=== Begin Enclosure ===

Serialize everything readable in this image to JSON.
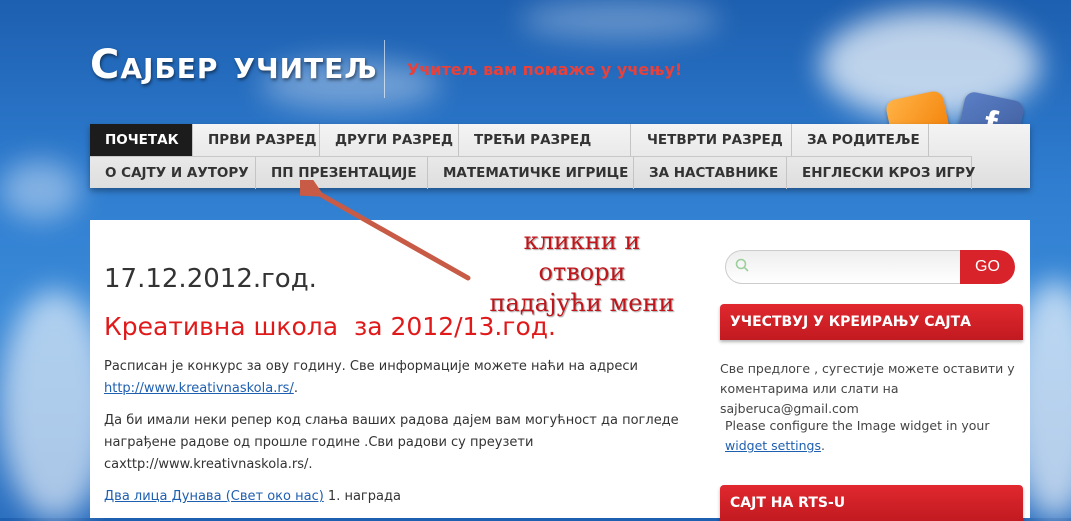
{
  "header": {
    "site_title": "Сајбер учитељ",
    "tagline": "Учитељ вам помаже у учењу!"
  },
  "social": {
    "facebook_glyph": "f"
  },
  "nav": {
    "row1": [
      "ПОЧЕТАК",
      "ПРВИ РАЗРЕД",
      "ДРУГИ РАЗРЕД",
      "ТРЕЋИ РАЗРЕД",
      "ЧЕТВРТИ РАЗРЕД",
      "ЗА РОДИТЕЉЕ"
    ],
    "row2": [
      "О САЈТУ И АУТОРУ",
      "ПП ПРЕЗЕНТАЦИЈЕ",
      "МАТЕМАТИЧКЕ ИГРИЦЕ",
      "ЗА НАСТАВНИКЕ",
      "ЕНГЛЕСКИ КРОЗ ИГРУ"
    ],
    "active": "ПОЧЕТАК"
  },
  "post": {
    "date": "17.12.2012.год.",
    "title": "Креативна школа  за 2012/13.год.",
    "p1_text": "Расписан је конкурс за ову годину. Све информације можете наћи на адреси ",
    "p1_link": "http://www.kreativnaskola.rs/",
    "p1_end": ".",
    "p2_text": "Да би имали неки репер код слања ваших радова дајем вам могућност да погледе награђене радове од прошле године .Сви радови су преузети сахttp://www.kreativnaskola.rs/.",
    "p3_link": "Два лица Дунава (Свет око нас)",
    "p3_text": " 1. награда"
  },
  "annotation": {
    "line1": "кликни и",
    "line2": "отвори",
    "line3": "падајући мени"
  },
  "sidebar": {
    "search_placeholder": "",
    "go_label": "GO",
    "widget1_title": "УЧЕСТВУЈ У КРЕИРАЊУ САЈТА",
    "widget1_text": "Све предлоге , сугестије можете оставити у коментарима или слати на sajberuca@gmail.com",
    "widget2_text": "Please configure the Image widget in your ",
    "widget2_link": "widget settings",
    "widget2_end": ".",
    "widget3_title": "САЈТ НА RTS-U"
  },
  "colors": {
    "accent_red": "#d8232a",
    "tagline": "#e8403a",
    "link": "#1f5fb0"
  }
}
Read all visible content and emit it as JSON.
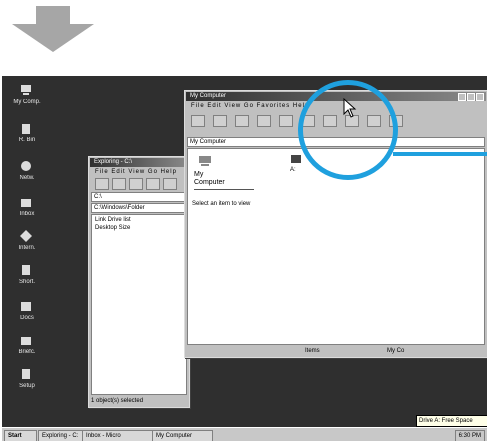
{
  "desktop": {
    "icons": [
      {
        "icon": "my-computer-icon",
        "label": "My Comp."
      },
      {
        "icon": "recycle-bin-icon",
        "label": "R. Bin"
      },
      {
        "icon": "network-icon",
        "label": "Netw."
      },
      {
        "icon": "folder-icon",
        "label": "Inbox"
      },
      {
        "icon": "internet-icon",
        "label": "Intern."
      },
      {
        "icon": "shortcut-icon",
        "label": "Short."
      },
      {
        "icon": "folder-icon",
        "label": "Docs"
      },
      {
        "icon": "briefcase-icon",
        "label": "Briefc."
      },
      {
        "icon": "program-icon",
        "label": "Setup"
      }
    ]
  },
  "back_window": {
    "title": "Exploring - C:\\",
    "menu": "File Edit View Go Help",
    "address": "C:\\",
    "address_line2": "C:\\Windows\\Folder",
    "list": [
      "Link  Drive list",
      "Desktop Size"
    ],
    "status": "1 object(s) selected"
  },
  "front_window": {
    "title": "My Computer",
    "menu": "File Edit View Go Favorites Help",
    "address": "My Computer",
    "left_pane_title": "My",
    "left_pane_title2": "Computer",
    "left_pane_desc": "Select an item to view",
    "icon_label": "A:",
    "status_left": "Items",
    "status_right": "My Co"
  },
  "taskbar": {
    "start": "Start",
    "buttons": [
      "Exploring - C:",
      "Inbox - Micro",
      "My Computer"
    ],
    "tray": "6:30 PM",
    "tooltip": "Drive A: Free Space"
  },
  "colors": {
    "highlight": "#1fa0de",
    "arrow": "#a6a6a6",
    "desktop": "#2f2f2f"
  }
}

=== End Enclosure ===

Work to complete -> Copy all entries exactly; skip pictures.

Problem solution ->
Serialize everything readable in this image to JSON.
{
  "header": {
    "site_title": "Сајбер учитељ",
    "tagline": "Учитељ вам помаже у учењу!"
  },
  "social": {
    "facebook_glyph": "f"
  },
  "nav": {
    "row1": [
      "ПОЧЕТАК",
      "ПРВИ РАЗРЕД",
      "ДРУГИ РАЗРЕД",
      "ТРЕЋИ РАЗРЕД",
      "ЧЕТВРТИ РАЗРЕД",
      "ЗА РОДИТЕЉЕ"
    ],
    "row2": [
      "О САЈТУ И АУТОРУ",
      "ПП ПРЕЗЕНТАЦИЈЕ",
      "МАТЕМАТИЧКЕ ИГРИЦЕ",
      "ЗА НАСТАВНИКЕ",
      "ЕНГЛЕСКИ КРОЗ ИГРУ"
    ],
    "active": "ПОЧЕТАК"
  },
  "post": {
    "date": "17.12.2012.год.",
    "title": "Креативна школа  за 2012/13.год.",
    "p1_text": "Расписан је конкурс за ову годину. Све информације можете наћи на адреси ",
    "p1_link": "http://www.kreativnaskola.rs/",
    "p1_end": ".",
    "p2_text": "Да би имали неки репер код слања ваших радова дајем вам могућност да погледе награђене радове од прошле године .Сви радови су преузети сахttp://www.kreativnaskola.rs/.",
    "p3_link": "Два лица Дунава (Свет око нас)",
    "p3_text": " 1. награда"
  },
  "annotation": {
    "line1": "кликни и",
    "line2": "отвори",
    "line3": "падајући мени"
  },
  "sidebar": {
    "search_placeholder": "",
    "go_label": "GO",
    "widget1_title": "УЧЕСТВУЈ У КРЕИРАЊУ САЈТА",
    "widget1_text": "Све предлоге , сугестије можете оставити у коментарима или слати на sajberuca@gmail.com",
    "widget2_text": "Please configure the Image widget in your ",
    "widget2_link": "widget settings",
    "widget2_end": ".",
    "widget3_title": "САЈТ НА RTS-U"
  },
  "colors": {
    "accent_red": "#d8232a",
    "tagline": "#e8403a",
    "link": "#1f5fb0"
  }
}
Read all visible content and emit it as JSON.
{
  "desktop": {
    "icons": [
      {
        "icon": "my-computer-icon",
        "label": "My Comp."
      },
      {
        "icon": "recycle-bin-icon",
        "label": "R. Bin"
      },
      {
        "icon": "network-icon",
        "label": "Netw."
      },
      {
        "icon": "folder-icon",
        "label": "Inbox"
      },
      {
        "icon": "internet-icon",
        "label": "Intern."
      },
      {
        "icon": "shortcut-icon",
        "label": "Short."
      },
      {
        "icon": "folder-icon",
        "label": "Docs"
      },
      {
        "icon": "briefcase-icon",
        "label": "Briefc."
      },
      {
        "icon": "program-icon",
        "label": "Setup"
      }
    ]
  },
  "back_window": {
    "title": "Exploring - C:\\",
    "menu": "File Edit View Go Help",
    "address": "C:\\",
    "address_line2": "C:\\Windows\\Folder",
    "list": [
      "Link  Drive list",
      "Desktop Size"
    ],
    "status": "1 object(s) selected"
  },
  "front_window": {
    "title": "My Computer",
    "menu": "File Edit View Go Favorites Help",
    "address": "My Computer",
    "left_pane_title": "My",
    "left_pane_title2": "Computer",
    "left_pane_desc": "Select an item to view",
    "icon_label": "A:",
    "status_left": "Items",
    "status_right": "My Co"
  },
  "taskbar": {
    "start": "Start",
    "buttons": [
      "Exploring - C:",
      "Inbox - Micro",
      "My Computer"
    ],
    "tray": "6:30 PM",
    "tooltip": "Drive A: Free Space"
  },
  "colors": {
    "highlight": "#1fa0de",
    "arrow": "#a6a6a6",
    "desktop": "#2f2f2f"
  }
}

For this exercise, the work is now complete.